Web page and app entries:
+++
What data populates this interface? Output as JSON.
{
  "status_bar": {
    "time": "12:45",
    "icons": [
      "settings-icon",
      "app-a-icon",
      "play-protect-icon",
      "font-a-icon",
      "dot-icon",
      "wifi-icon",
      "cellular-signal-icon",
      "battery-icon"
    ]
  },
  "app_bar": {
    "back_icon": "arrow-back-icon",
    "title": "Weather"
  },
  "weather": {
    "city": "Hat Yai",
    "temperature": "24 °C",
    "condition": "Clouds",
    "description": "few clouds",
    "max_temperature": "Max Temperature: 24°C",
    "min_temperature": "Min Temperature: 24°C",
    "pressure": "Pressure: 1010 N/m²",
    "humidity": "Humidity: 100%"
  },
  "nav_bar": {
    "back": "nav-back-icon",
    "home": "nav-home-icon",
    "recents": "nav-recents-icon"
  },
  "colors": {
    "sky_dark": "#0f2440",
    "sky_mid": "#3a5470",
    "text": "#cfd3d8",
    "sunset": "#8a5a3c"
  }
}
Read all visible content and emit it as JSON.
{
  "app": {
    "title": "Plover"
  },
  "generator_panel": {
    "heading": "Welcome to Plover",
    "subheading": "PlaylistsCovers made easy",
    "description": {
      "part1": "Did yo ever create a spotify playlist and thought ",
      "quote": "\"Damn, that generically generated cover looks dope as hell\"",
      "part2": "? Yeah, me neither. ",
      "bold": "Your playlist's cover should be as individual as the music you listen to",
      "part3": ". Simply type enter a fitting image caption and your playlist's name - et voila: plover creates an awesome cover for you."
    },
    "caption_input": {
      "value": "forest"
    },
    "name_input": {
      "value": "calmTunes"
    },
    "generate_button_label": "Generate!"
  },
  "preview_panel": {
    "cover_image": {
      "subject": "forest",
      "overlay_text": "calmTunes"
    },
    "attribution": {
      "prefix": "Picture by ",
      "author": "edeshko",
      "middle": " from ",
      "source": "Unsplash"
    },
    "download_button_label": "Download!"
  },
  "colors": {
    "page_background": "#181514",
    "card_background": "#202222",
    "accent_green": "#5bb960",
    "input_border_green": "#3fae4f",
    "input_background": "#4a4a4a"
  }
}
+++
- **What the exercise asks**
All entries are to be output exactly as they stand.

- **Answer space**
What data populates this interface? Output as JSON.
{
  "status_bar": {
    "time": "12:45",
    "icons": [
      "settings-icon",
      "app-a-icon",
      "play-protect-icon",
      "font-a-icon",
      "dot-icon",
      "wifi-icon",
      "cellular-signal-icon",
      "battery-icon"
    ]
  },
  "app_bar": {
    "back_icon": "arrow-back-icon",
    "title": "Weather"
  },
  "weather": {
    "city": "Hat Yai",
    "temperature": "24 °C",
    "condition": "Clouds",
    "description": "few clouds",
    "max_temperature": "Max Temperature: 24°C",
    "min_temperature": "Min Temperature: 24°C",
    "pressure": "Pressure: 1010 N/m²",
    "humidity": "Humidity: 100%"
  },
  "nav_bar": {
    "back": "nav-back-icon",
    "home": "nav-home-icon",
    "recents": "nav-recents-icon"
  },
  "colors": {
    "sky_dark": "#0f2440",
    "sky_mid": "#3a5470",
    "text": "#cfd3d8",
    "sunset": "#8a5a3c"
  }
}
Read all visible content and emit it as JSON.
{
  "app": {
    "title": "Plover"
  },
  "generator_panel": {
    "heading": "Welcome to Plover",
    "subheading": "PlaylistsCovers made easy",
    "description": {
      "part1": "Did yo ever create a spotify playlist and thought ",
      "quote": "\"Damn, that generically generated cover looks dope as hell\"",
      "part2": "? Yeah, me neither. ",
      "bold": "Your playlist's cover should be as individual as the music you listen to",
      "part3": ". Simply type enter a fitting image caption and your playlist's name - et voila: plover creates an awesome cover for you."
    },
    "caption_input": {
      "value": "forest"
    },
    "name_input": {
      "value": "calmTunes"
    },
    "generate_button_label": "Generate!"
  },
  "preview_panel": {
    "cover_image": {
      "subject": "forest",
      "overlay_text": "calmTunes"
    },
    "attribution": {
      "prefix": "Picture by ",
      "author": "edeshko",
      "middle": " from ",
      "source": "Unsplash"
    },
    "download_button_label": "Download!"
  },
  "colors": {
    "page_background": "#181514",
    "card_background": "#202222",
    "accent_green": "#5bb960",
    "input_border_green": "#3fae4f",
    "input_background": "#4a4a4a"
  }
}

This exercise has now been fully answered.